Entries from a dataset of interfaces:
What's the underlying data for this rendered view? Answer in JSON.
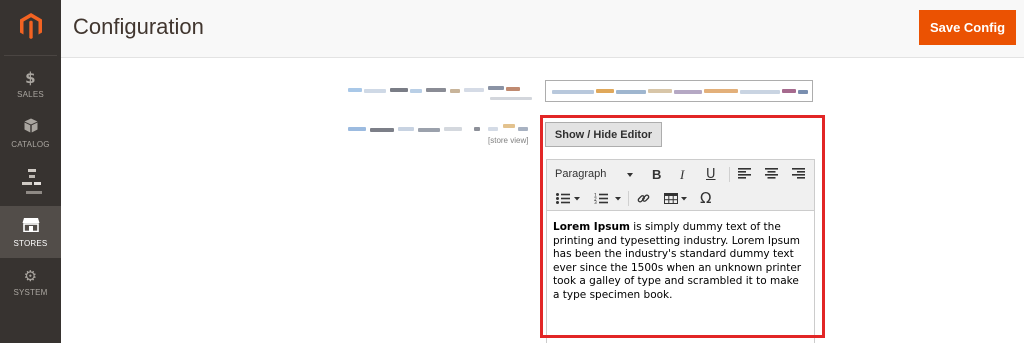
{
  "sidebar": {
    "items": [
      {
        "label": "SALES",
        "icon": "$"
      },
      {
        "label": "CATALOG",
        "icon": "catalog-icon"
      },
      {
        "label": "",
        "icon": "blurred-icon"
      },
      {
        "label": "STORES",
        "icon": "stores-icon",
        "active": true
      },
      {
        "label": "SYSTEM",
        "icon": "⚙"
      }
    ]
  },
  "header": {
    "title": "Configuration",
    "save_label": "Save Config",
    "accent_color": "#eb5202"
  },
  "form": {
    "scope_label": "[store view]"
  },
  "editor": {
    "toggle_label": "Show / Hide Editor",
    "block_format": "Paragraph",
    "content_bold": "Lorem Ipsum",
    "content_rest": " is simply dummy text of the printing and typesetting industry. Lorem Ipsum has been the industry's standard dummy text ever since the 1500s when an unknown printer took a galley of type and scrambled it to make a type specimen book."
  },
  "colors": {
    "sidebar": "#373330",
    "highlight_border": "#e22626"
  }
}
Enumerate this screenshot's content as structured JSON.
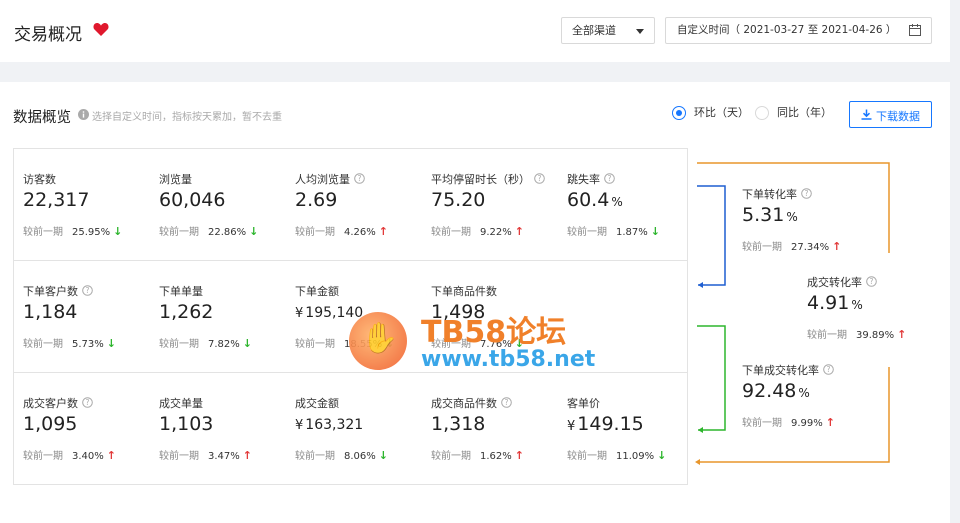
{
  "header": {
    "title": "交易概况",
    "channel": "全部渠道",
    "date_range": "自定义时间（ 2021-03-27 至 2021-04-26 ）"
  },
  "overview": {
    "title": "数据概览",
    "hint": "选择自定义时间，指标按天累加，暂不去重",
    "compare_options": [
      {
        "label": "环比（天）",
        "checked": true
      },
      {
        "label": "同比（年）",
        "checked": false
      }
    ],
    "download_label": "下载数据"
  },
  "compare_prefix": "较前一期",
  "metrics": [
    {
      "label": "访客数",
      "help": false,
      "value": "22,317",
      "pct": "25.95%",
      "trend": "down"
    },
    {
      "label": "浏览量",
      "help": false,
      "value": "60,046",
      "pct": "22.86%",
      "trend": "down"
    },
    {
      "label": "人均浏览量",
      "help": true,
      "value": "2.69",
      "pct": "4.26%",
      "trend": "up"
    },
    {
      "label": "平均停留时长（秒）",
      "help": true,
      "value": "75.20",
      "pct": "9.22%",
      "trend": "up"
    },
    {
      "label": "跳失率",
      "help": true,
      "value": "60.4",
      "unit": "%",
      "pct": "1.87%",
      "trend": "down"
    },
    {
      "label": "下单客户数",
      "help": true,
      "value": "1,184",
      "pct": "5.73%",
      "trend": "down"
    },
    {
      "label": "下单单量",
      "help": false,
      "value": "1,262",
      "pct": "7.82%",
      "trend": "down"
    },
    {
      "label": "下单金额",
      "help": false,
      "currency": "¥",
      "value": "195,140",
      "pct": "18.55%",
      "trend": "down",
      "small": true
    },
    {
      "label": "下单商品件数",
      "help": false,
      "value": "1,498",
      "pct": "7.76%",
      "trend": "down"
    },
    {
      "label": "成交客户数",
      "help": true,
      "value": "1,095",
      "pct": "3.40%",
      "trend": "up"
    },
    {
      "label": "成交单量",
      "help": false,
      "value": "1,103",
      "pct": "3.47%",
      "trend": "up"
    },
    {
      "label": "成交金额",
      "help": false,
      "currency": "¥",
      "value": "163,321",
      "pct": "8.06%",
      "trend": "down",
      "small": true
    },
    {
      "label": "成交商品件数",
      "help": true,
      "value": "1,318",
      "pct": "1.62%",
      "trend": "up"
    },
    {
      "label": "客单价",
      "help": false,
      "currency": "¥",
      "value": "149.15",
      "pct": "11.09%",
      "trend": "down"
    }
  ],
  "funnel": [
    {
      "label": "下单转化率",
      "value": "5.31",
      "unit": "%",
      "pct": "27.34%",
      "trend": "up"
    },
    {
      "label": "成交转化率",
      "value": "4.91",
      "unit": "%",
      "pct": "39.89%",
      "trend": "up"
    },
    {
      "label": "下单成交转化率",
      "value": "92.48",
      "unit": "%",
      "pct": "9.99%",
      "trend": "up"
    }
  ],
  "colors": {
    "accent": "#1677ff",
    "up": "#e23a3a",
    "down": "#2db52d",
    "funnel_orange": "#e8962c",
    "funnel_blue": "#1f5fd1",
    "funnel_green": "#2db52d"
  },
  "watermark": {
    "title": "TB58论坛",
    "url": "www.tb58.net"
  }
}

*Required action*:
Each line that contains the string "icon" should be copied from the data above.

*Solution below*:
        "icon": "$"
        "icon": "catalog-icon"
        "icon": "blurred-icon"
        "icon": "stores-icon",
        "icon": "⚙"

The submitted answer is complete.